I noticed butterflies are also attracted to my yarrows, and butterfly milkweed. I have also three summersweet shrubs Ruby Spice. They are planted on the side of the house which gets sun whole day and plus they are dense enough to create privacy from neighbor. One advantage of summersweet is that they bloom in peak of the summer heat till September, when most shrubs except myrtle are done with blooming. They also attract bees and butterflies. My yellow jacket moved to my backyard year after I plant these, and they have nest just two three feet from them.
I had a vegetable garden a couple of years back and it attracted Monarch butterflies, which are rare, as well as hummingbirds and adorable looking lady bugs.
Summersweet Ruby Spice from backyard.
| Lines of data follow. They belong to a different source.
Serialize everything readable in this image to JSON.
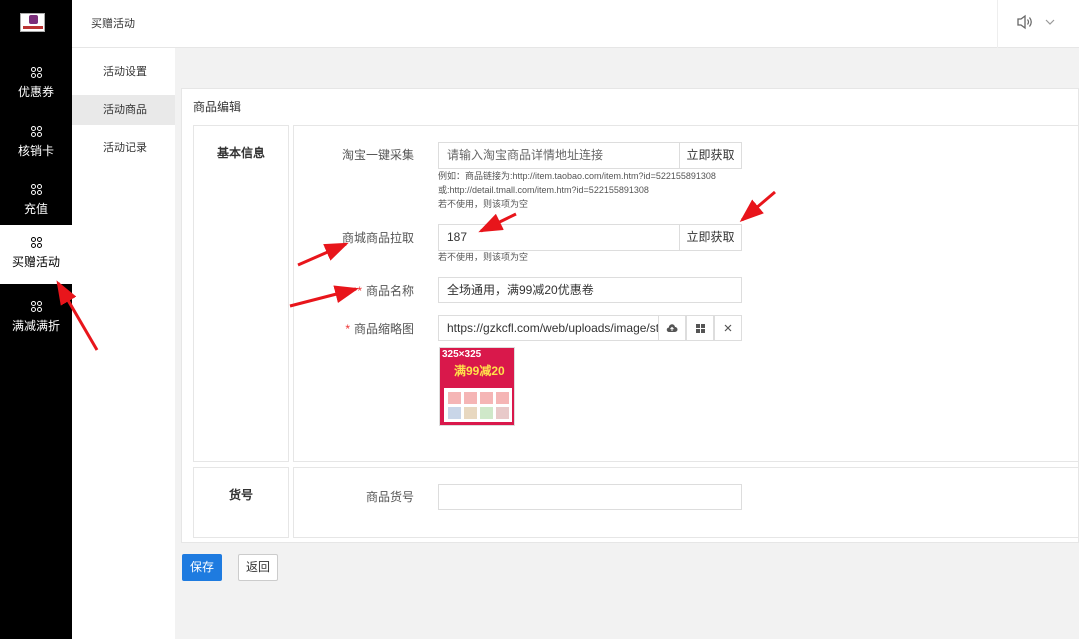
{
  "nav": {
    "items": [
      {
        "label": "优惠券"
      },
      {
        "label": "核销卡"
      },
      {
        "label": "充值"
      },
      {
        "label": "买赠活动"
      },
      {
        "label": "满减满折"
      }
    ]
  },
  "header": {
    "title": "买赠活动"
  },
  "submenu": {
    "items": [
      {
        "label": "活动设置"
      },
      {
        "label": "活动商品"
      },
      {
        "label": "活动记录"
      }
    ]
  },
  "panel": {
    "title": "商品编辑"
  },
  "section_basic": {
    "label": "基本信息",
    "taobao": {
      "label": "淘宝一键采集",
      "placeholder": "请输入淘宝商品详情地址连接",
      "button": "立即获取",
      "help1": "例如：商品链接为:http://item.taobao.com/item.htm?id=522155891308",
      "help2": "或:http://detail.tmall.com/item.htm?id=522155891308",
      "help3": "若不使用，则该项为空"
    },
    "mall": {
      "label": "商城商品拉取",
      "value": "187",
      "button": "立即获取",
      "help": "若不使用，则该项为空"
    },
    "name": {
      "label": "商品名称",
      "value": "全场通用，满99减20优惠卷"
    },
    "thumb": {
      "label": "商品缩略图",
      "value": "https://gzkcfl.com/web/uploads/image/sto",
      "image_text1": "325×325",
      "image_text2": "满99减20"
    }
  },
  "section_sku": {
    "label": "货号",
    "field": {
      "label": "商品货号",
      "value": ""
    }
  },
  "actions": {
    "save": "保存",
    "back": "返回"
  },
  "colors": {
    "primary": "#1e7be0",
    "arrow": "#e8151b",
    "nav_bg": "#000000"
  }
}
They are also very pleasantly fragrant and in the fall the leaves turn yellow gold.
Kaik, I knew I had seen the Ruby Spice before during my in meanderings in the mountains. Here in Japan we have this plant in tree form. It's called "Ryoubu". I have always wanted this tree in my garden because all the critters flock to it's sweet smelling flowers, but it doesn't start to flower until it is a mature tree towering over everything. I had no idea there was a shrub form that grew in North America! I checked online and they sell it here as "Amerika-ryoubu". It also has a beautiful pink hybrid called "pink spire". Thanks for the valuable information!
I also finally found butterfly weed here at a nursery for the first time. It is great for attracting monarchs as both a host plant and a nectar plant.There is a tropical butterfly that uses the milkweed as a host plant. Often times a late summer typhoon will scoop up tropical butterflies from Taiwan and then dump them on Japan where they survive till the frost. Hopefully I can get a few to come to my garden.
Are you planning to plant in a vegetable garden this year? If you add some milkweed around your garden you will increase the possibility of seeing monarchs coming to your garden exponentially.
Bonsai (great thread) & VI ...we have Monarchs here, too, and they come for the milkweed. : ))
I can't start a garden, but do feed the birds.
Bluejays love their peanuts - they will cache them for later, and sometimes open and eat now. I have one who will take from my hand.
Crows love scraps - that piece of fat you cut off the roast? Yum. Or the turkey carcass? They will carry it off and pick it clean. They also make caches.
Europeans Starlings eat grubs and worms, but cat food will help them through the winter (it's high enough in protein). They are mimics, and will learn your 'whistle'. Have heard one who calls like the robin, and another who does a blue jay - they are hilarious!
Suet in the winter for the chickadees and robins, other songbirds that stay over the winter. We have a pair of woodpeckers that visit occasionally to feed on insects in the rotten branches. They have a nest in the back of the property.